  • While their attention was elsewhere, Jesus emerged as a great prophet and teacher. He spread the Good News of God’s love and grace in new ways that were indeed astonishing. Some may have even found it upsetting because his message was not what they were used to hearing.
  • No matter what Jesus felt, he continued to do the work God gave him to do. He taught, he healed, he preached, he called disciples to follow him and he sent them out to spread the Good News. He did not let his emotions or the opinions of others stop him from being faithful.
  • Jesus paid attention to those whom others ignored or didn’t see — people who were without power, those who were poor or pushed aside, those considered “unimportant” — because to God everyone is important and valuable. Jesus saw them and treated them as if they were the most important and valuable.
  • It is not just Jesus who had work to do on behalf of God. God has given each of us an assignment — a ministry we are to do to continue Jesus’ work. We don’t have to do it alone. We are not supposed to do it alone. But sometimes people will not understand why we are doing

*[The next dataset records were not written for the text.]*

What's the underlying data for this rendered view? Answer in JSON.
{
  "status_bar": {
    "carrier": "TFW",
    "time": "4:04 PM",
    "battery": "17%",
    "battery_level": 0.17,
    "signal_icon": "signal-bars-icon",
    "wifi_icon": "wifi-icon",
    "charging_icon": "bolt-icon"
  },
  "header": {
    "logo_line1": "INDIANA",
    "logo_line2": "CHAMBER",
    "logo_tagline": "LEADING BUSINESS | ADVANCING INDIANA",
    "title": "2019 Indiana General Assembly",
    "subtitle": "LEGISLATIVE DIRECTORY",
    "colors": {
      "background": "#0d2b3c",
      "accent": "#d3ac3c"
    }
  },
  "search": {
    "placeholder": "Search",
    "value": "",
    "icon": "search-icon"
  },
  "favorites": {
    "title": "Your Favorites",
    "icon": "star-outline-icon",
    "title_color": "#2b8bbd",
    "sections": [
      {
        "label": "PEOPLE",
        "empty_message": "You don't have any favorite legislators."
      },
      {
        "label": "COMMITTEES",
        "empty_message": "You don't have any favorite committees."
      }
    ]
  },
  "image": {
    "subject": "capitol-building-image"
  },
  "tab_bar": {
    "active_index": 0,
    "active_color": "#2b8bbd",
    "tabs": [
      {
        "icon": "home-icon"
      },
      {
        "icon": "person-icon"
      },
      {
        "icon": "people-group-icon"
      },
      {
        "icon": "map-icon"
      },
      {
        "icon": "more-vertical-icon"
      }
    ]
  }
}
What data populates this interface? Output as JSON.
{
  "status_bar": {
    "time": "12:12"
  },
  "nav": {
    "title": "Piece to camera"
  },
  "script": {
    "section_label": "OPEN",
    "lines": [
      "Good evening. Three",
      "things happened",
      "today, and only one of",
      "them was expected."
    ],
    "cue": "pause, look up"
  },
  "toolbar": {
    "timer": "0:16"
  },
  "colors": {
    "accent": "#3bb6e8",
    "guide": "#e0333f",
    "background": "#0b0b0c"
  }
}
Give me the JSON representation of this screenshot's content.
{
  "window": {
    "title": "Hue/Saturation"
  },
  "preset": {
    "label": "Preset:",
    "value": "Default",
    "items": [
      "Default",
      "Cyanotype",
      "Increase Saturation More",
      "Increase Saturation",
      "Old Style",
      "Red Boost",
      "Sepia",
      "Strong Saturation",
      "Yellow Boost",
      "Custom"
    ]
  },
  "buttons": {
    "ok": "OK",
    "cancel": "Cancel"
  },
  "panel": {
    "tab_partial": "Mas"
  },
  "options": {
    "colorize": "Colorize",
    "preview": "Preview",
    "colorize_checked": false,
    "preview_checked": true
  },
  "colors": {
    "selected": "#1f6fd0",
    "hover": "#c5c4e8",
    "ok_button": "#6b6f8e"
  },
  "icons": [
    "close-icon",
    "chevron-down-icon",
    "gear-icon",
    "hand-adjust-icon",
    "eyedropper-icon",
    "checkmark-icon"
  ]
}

Invite each person to consider what work God has given them to do — what ministry they are called to continue on behalf of Jesus as they seek to be faithful. Think about how people might be surprised by their actions and how they/you might respond. Then roleplay each scenario and practice finding strength in God to continue the work even in the face of doubt.


Close your time together by praying for one another, your neighbor, community and the world.

REBECCA DAVIS is the associate professor of Christian education at Union Presbyterian Seminary in Charlotte, North Carolina. A teaching elder and certified educator, she served congregations for over 20 years before moving into academic teaching. In addition to teaching and mentoring students, her passion is child advocacy and ministry.